======== Stored data
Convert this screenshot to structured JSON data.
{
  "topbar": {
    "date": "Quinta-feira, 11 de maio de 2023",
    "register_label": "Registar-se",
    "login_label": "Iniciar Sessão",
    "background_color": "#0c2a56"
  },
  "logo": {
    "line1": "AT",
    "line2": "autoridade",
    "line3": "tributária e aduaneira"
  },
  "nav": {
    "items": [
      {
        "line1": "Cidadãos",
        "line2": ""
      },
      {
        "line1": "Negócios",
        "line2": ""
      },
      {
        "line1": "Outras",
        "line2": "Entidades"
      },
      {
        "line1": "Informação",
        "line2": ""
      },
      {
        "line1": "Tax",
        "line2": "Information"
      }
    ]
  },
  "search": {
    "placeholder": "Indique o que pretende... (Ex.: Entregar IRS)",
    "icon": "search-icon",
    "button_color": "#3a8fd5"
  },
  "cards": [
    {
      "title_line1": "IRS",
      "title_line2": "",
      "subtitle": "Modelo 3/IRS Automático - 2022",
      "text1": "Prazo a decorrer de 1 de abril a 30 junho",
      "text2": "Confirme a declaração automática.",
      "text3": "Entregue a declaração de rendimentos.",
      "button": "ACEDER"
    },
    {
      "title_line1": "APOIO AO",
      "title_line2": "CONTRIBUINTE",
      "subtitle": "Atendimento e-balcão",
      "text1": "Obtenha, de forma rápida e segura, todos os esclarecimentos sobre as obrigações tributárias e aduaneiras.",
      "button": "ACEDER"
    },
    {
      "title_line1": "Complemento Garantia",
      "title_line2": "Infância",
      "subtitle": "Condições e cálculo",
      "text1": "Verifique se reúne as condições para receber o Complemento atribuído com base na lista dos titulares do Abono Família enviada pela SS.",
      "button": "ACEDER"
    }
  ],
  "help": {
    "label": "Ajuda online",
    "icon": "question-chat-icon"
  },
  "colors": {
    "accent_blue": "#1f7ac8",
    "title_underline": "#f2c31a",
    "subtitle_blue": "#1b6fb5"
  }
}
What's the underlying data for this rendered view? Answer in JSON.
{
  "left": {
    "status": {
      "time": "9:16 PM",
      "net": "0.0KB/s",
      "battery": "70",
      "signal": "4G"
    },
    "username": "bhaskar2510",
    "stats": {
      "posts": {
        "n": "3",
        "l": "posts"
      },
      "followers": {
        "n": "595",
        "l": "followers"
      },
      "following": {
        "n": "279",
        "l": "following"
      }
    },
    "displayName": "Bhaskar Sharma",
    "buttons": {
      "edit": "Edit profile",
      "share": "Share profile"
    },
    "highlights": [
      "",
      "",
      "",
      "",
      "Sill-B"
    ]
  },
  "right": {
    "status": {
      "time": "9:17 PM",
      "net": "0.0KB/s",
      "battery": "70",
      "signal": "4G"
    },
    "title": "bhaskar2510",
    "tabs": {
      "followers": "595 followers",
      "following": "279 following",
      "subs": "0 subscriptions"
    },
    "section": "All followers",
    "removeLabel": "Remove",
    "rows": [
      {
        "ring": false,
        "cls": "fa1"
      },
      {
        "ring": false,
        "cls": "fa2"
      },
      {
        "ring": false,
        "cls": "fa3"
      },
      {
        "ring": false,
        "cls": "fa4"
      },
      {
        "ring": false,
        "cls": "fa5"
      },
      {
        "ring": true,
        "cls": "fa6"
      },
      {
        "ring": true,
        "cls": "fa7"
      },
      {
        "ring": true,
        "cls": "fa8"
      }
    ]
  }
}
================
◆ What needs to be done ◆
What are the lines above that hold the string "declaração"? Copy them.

◆ Reply ◆
      "text2": "Confirme a declaração automática.",
      "text3": "Entregue a declaração de rendimentos.",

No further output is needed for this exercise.